Task requirements -
Quote word for word from the line holding "Convert this screenshot" to the last line below, including both, and omit any pictures.

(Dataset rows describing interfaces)
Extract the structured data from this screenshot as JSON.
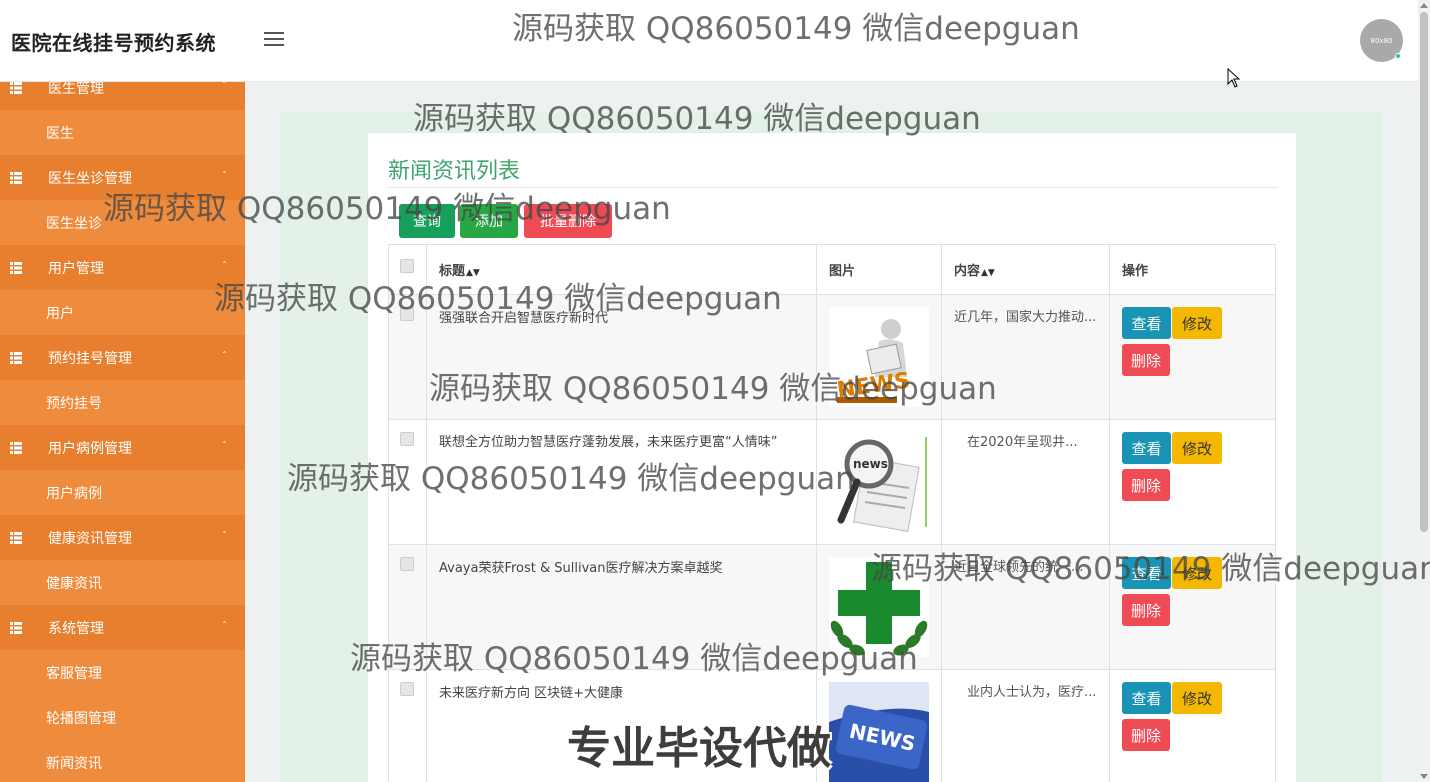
{
  "header": {
    "app_title": "医院在线挂号预约系统",
    "avatar_text": "80x80"
  },
  "sidebar": {
    "groups": [
      {
        "label": "医生管理",
        "items": [
          "医生"
        ]
      },
      {
        "label": "医生坐诊管理",
        "items": [
          "医生坐诊"
        ]
      },
      {
        "label": "用户管理",
        "items": [
          "用户"
        ]
      },
      {
        "label": "预约挂号管理",
        "items": [
          "预约挂号"
        ]
      },
      {
        "label": "用户病例管理",
        "items": [
          "用户病例"
        ]
      },
      {
        "label": "健康资讯管理",
        "items": [
          "健康资讯"
        ]
      },
      {
        "label": "系统管理",
        "items": [
          "客服管理",
          "轮播图管理",
          "新闻资讯"
        ]
      }
    ]
  },
  "main": {
    "title": "新闻资讯列表",
    "buttons": {
      "query": "查询",
      "add": "添加",
      "batch_delete": "批量删除"
    },
    "table": {
      "headers": {
        "title": "标题",
        "image": "图片",
        "content": "内容",
        "actions": "操作"
      },
      "rows": [
        {
          "title": "强强联合开启智慧医疗新时代",
          "image": "news-person-icon",
          "content": "近几年，国家大力推动..."
        },
        {
          "title": "联想全方位助力智慧医疗蓬勃发展，未来医疗更富“人情味”",
          "image": "magnifier-newspaper-icon",
          "content": "　在2020年呈现井..."
        },
        {
          "title": "Avaya荣获Frost & Sullivan医疗解决方案卓越奖",
          "image": "medical-cross-icon",
          "content": "近日全球领先的统一..."
        },
        {
          "title": "未来医疗新方向 区块链+大健康",
          "image": "news-key-icon",
          "content": "　业内人士认为，医疗..."
        }
      ],
      "actions": {
        "view": "查看",
        "edit": "修改",
        "delete": "删除"
      }
    }
  },
  "watermarks": {
    "text": "源码获取 QQ86050149 微信deepguan",
    "big_text": "专业毕设代做"
  },
  "colors": {
    "sidebar": "#ef8b3c",
    "sidebar_group": "#e87f2e",
    "title_green": "#3fa56f",
    "view": "#1a94b5",
    "edit": "#f5b800",
    "delete": "#ef4b55"
  }
}
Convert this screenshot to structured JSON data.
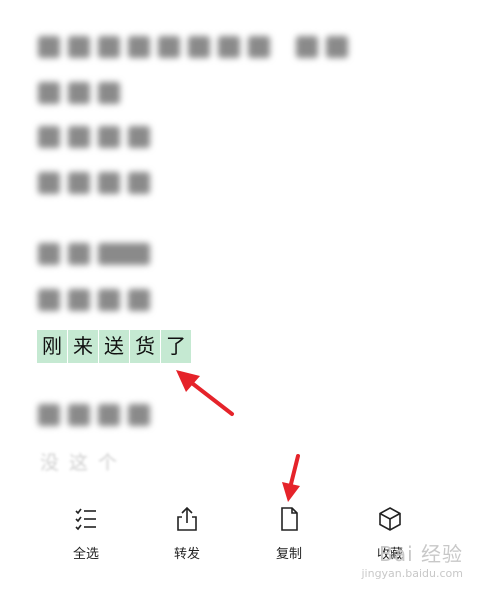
{
  "message": {
    "selected_text": [
      "刚",
      "来",
      "送",
      "货",
      "了"
    ],
    "partial_text": "没这个"
  },
  "toolbar": {
    "select_all": "全选",
    "forward": "转发",
    "copy": "复制",
    "favorite": "收藏"
  },
  "watermark": {
    "brand": "Bai 经验",
    "url": "jingyan.baidu.com"
  },
  "colors": {
    "selection": "#c5e9d2",
    "handle": "#1fb36a",
    "arrow": "#e5232a"
  }
}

Solution to the problem -
Convert this screenshot to structured JSON data.
{
  "message": {
    "selected_text": [
      "刚",
      "来",
      "送",
      "货",
      "了"
    ],
    "partial_text": "没这个"
  },
  "toolbar": {
    "select_all": "全选",
    "forward": "转发",
    "copy": "复制",
    "favorite": "收藏"
  },
  "watermark": {
    "brand": "Bai 经验",
    "url": "jingyan.baidu.com"
  },
  "colors": {
    "selection": "#c5e9d2",
    "handle": "#1fb36a",
    "arrow": "#e5232a"
  }
}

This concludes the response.